The ability to visualize transparent objects such as biological cells is of fundamental importance in biology and medical diagnostics. Conventional approaches to achieve this include phase-contrast microscopy and techniques that rely on chemical staining of biological cells. These techniques, however, rely on expensive and bulky optical components or require changing, and in some cases damaging, the cell by introducing chemical contrast agents. Significant recent advances in nanofabrication technology permit structuring materials on the nanoscale with unprecedented precision. This has given rise to the revolutionary field of meta-optics that aims to develop ultra-compact optical components that replace their bulk-optical counterparts as for example lenses and optical filters. Such meta-optical devices exhibit unusual properties for which they have recently drawn significant scientific interest as novel platforms for imaging applications.
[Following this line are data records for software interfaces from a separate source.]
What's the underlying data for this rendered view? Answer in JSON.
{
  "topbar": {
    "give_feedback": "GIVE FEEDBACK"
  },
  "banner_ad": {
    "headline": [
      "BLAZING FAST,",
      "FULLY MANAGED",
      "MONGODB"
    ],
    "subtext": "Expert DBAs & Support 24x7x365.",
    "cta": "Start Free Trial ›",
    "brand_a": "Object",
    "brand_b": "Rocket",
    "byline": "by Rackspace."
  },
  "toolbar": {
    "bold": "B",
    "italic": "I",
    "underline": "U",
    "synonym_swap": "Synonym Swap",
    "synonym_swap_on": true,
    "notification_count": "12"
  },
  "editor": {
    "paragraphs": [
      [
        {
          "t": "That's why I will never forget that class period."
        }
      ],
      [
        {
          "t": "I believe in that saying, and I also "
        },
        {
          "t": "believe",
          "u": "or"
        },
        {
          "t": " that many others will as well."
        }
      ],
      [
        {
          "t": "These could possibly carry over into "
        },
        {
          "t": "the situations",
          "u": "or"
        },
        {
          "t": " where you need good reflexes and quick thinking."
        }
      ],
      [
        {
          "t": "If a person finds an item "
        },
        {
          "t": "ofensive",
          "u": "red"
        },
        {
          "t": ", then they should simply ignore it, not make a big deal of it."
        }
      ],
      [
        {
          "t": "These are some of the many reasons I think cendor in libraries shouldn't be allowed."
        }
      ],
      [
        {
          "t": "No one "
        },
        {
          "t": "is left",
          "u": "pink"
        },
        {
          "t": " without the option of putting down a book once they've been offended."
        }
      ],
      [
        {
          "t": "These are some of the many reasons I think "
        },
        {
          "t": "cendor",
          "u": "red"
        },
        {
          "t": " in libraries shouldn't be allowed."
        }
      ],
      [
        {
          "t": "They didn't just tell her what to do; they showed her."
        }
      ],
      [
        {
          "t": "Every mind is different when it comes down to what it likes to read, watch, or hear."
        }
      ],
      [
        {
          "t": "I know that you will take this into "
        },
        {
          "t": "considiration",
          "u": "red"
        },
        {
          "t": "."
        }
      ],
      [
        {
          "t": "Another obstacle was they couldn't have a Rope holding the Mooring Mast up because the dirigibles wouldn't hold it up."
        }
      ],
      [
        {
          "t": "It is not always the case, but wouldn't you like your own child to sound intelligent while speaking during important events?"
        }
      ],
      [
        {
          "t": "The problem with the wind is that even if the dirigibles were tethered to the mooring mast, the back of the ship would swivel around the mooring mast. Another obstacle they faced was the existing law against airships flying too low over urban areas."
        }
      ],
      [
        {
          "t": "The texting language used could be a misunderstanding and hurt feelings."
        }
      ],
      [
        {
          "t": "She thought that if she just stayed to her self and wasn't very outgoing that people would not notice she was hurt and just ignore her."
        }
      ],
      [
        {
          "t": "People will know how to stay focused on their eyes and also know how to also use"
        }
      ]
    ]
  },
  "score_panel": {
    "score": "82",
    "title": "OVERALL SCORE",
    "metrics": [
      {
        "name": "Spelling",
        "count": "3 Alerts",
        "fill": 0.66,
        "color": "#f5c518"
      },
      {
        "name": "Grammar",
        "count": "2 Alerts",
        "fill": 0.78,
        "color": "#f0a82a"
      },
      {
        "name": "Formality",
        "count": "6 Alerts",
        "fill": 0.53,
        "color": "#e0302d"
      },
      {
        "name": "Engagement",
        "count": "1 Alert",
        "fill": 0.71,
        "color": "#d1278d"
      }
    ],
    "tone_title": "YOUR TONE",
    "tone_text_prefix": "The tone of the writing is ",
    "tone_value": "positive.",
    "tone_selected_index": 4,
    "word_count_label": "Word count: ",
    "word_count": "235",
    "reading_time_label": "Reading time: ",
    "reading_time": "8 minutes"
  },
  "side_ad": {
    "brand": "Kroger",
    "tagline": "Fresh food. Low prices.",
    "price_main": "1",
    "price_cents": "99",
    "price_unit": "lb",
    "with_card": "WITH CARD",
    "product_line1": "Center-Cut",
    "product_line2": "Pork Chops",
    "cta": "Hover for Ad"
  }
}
In a new paper published in Light Science & Applications, a team of scientists, led by Professor Ann Roberts from the University of Melbourne node of the Australian Research Council Center of Excellence for Transformative Meta-Optical Systems have developed an ultra-compact, nanostructured microscope coverslip that allows the visualization of unstained biological cells. The device is referred to as a nanophotonics enhanced coverslip (NEC) since it adds phase-imaging capability to a normal microscope coverslip. In their study the researchers demonstrated that by simply placing biological cells on top of the NEC, high-contrast pseudo 3D images of otherwise invisible cells are obtained. The scientists used the example of human cancer cells (HeLa cells) to demonstrate the potential of this new phase-imaging method. The method not only enabled visualization of the general shape of the cancer cells but also made details of the cell nucleus visible. This capacity is crucial since the detection of changes in the structure of biological cells underpins the detection of diseases as for example in the case of malaria.
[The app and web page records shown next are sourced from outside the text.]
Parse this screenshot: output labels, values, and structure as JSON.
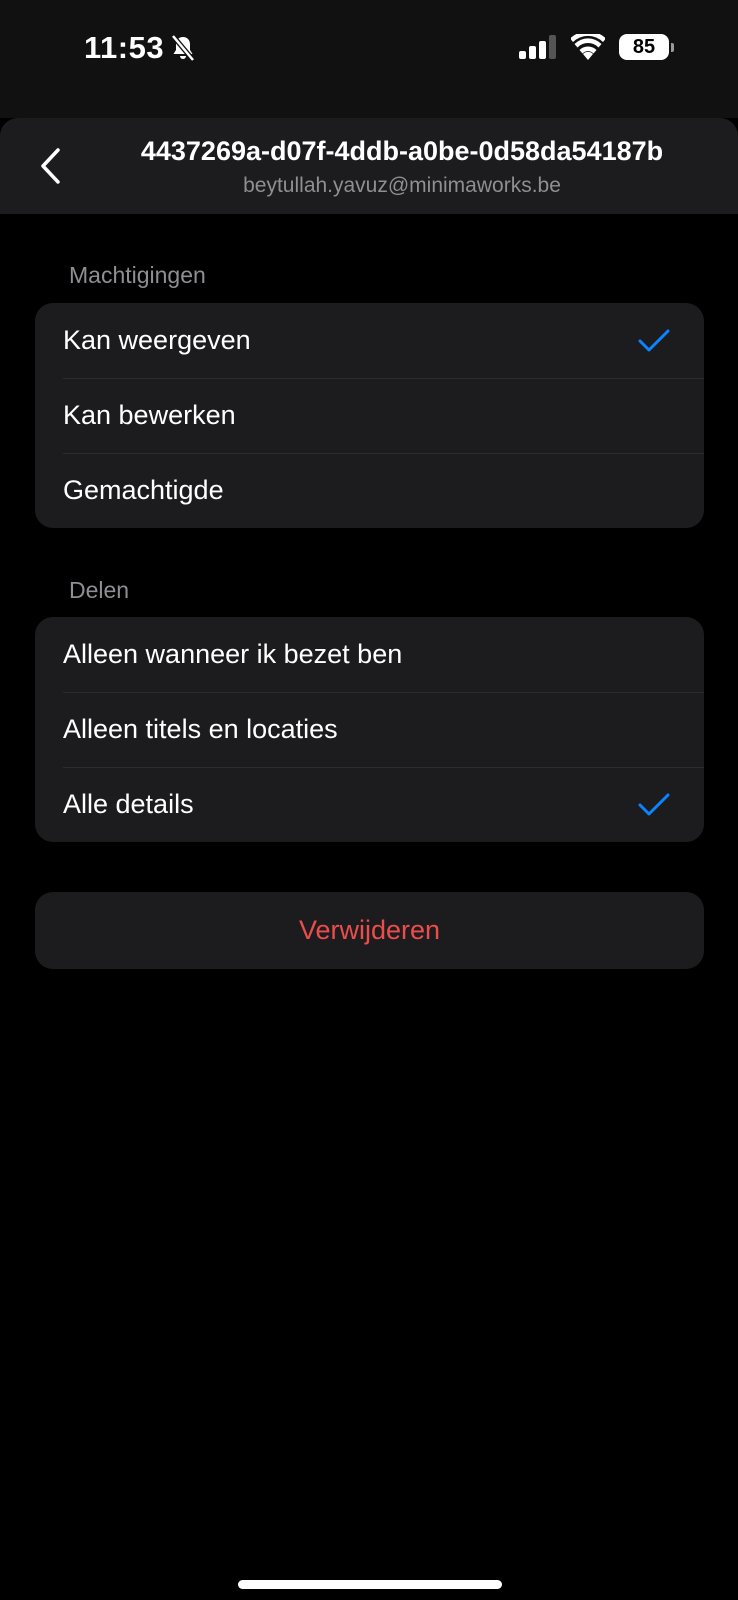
{
  "status_bar": {
    "time": "11:53",
    "battery": "85",
    "icons": [
      "bell-slash-icon",
      "signal-icon",
      "wifi-icon",
      "battery-icon"
    ]
  },
  "header": {
    "title": "4437269a-d07f-4ddb-a0be-0d58da54187b",
    "subtitle": "beytullah.yavuz@minimaworks.be",
    "back_icon": "chevron-left-icon"
  },
  "permissions": {
    "header": "Machtigingen",
    "items": [
      {
        "label": "Kan weergeven",
        "selected": true
      },
      {
        "label": "Kan bewerken",
        "selected": false
      },
      {
        "label": "Gemachtigde",
        "selected": false
      }
    ]
  },
  "sharing": {
    "header": "Delen",
    "items": [
      {
        "label": "Alleen wanneer ik bezet ben",
        "selected": false
      },
      {
        "label": "Alleen titels en locaties",
        "selected": false
      },
      {
        "label": "Alle details",
        "selected": true
      }
    ]
  },
  "delete_label": "Verwijderen",
  "colors": {
    "accent": "#0a84ff",
    "destructive": "#eb4d4d",
    "group_background": "#1c1c1e",
    "secondary_text": "#8e8e93"
  }
}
The version of the NEC presented in the publication differs from a normal coverslip through the addition of a thin-optical film and a nanometer spaced grating. The research team, however, envisage more complex variations of this concept to further extend the capabilities of the method to operation at different wavelengths and integration into highly-specialized optical imaging or microfluidic systems. In conclusion, this research has demonstrated an entirely new phase-imaging method that carries significant potential to be part of future biological imaging systems and mobile medical diagnostic tools.
The scientists summarize the potential of their phase-imaging method:
"We designed a nanostructured microscope coverslip that allows us to visualize otherwise transparent biological cells simply by placing them on top of the device and shining light through them. This is an exciting breakthrough in the field of phase-imaging, since our method requires neither the use of bulk-optical components, chemical staining or computational post processing as it is the case with conventional methods." Prof. Roberts explained.
"The unavailability of medical diagnostic tools in many developing nations is regarded a reason for infectious diseases like malaria and tuberculosis to still be a leading cause of death. Our approach has significant potential to become an inexpensive, ultra-compact phase-imaging tool that could be integrated into smartphone cameras and other mobile devices to make mobile medical diagnostics broadly available." Dr. Wesemann added.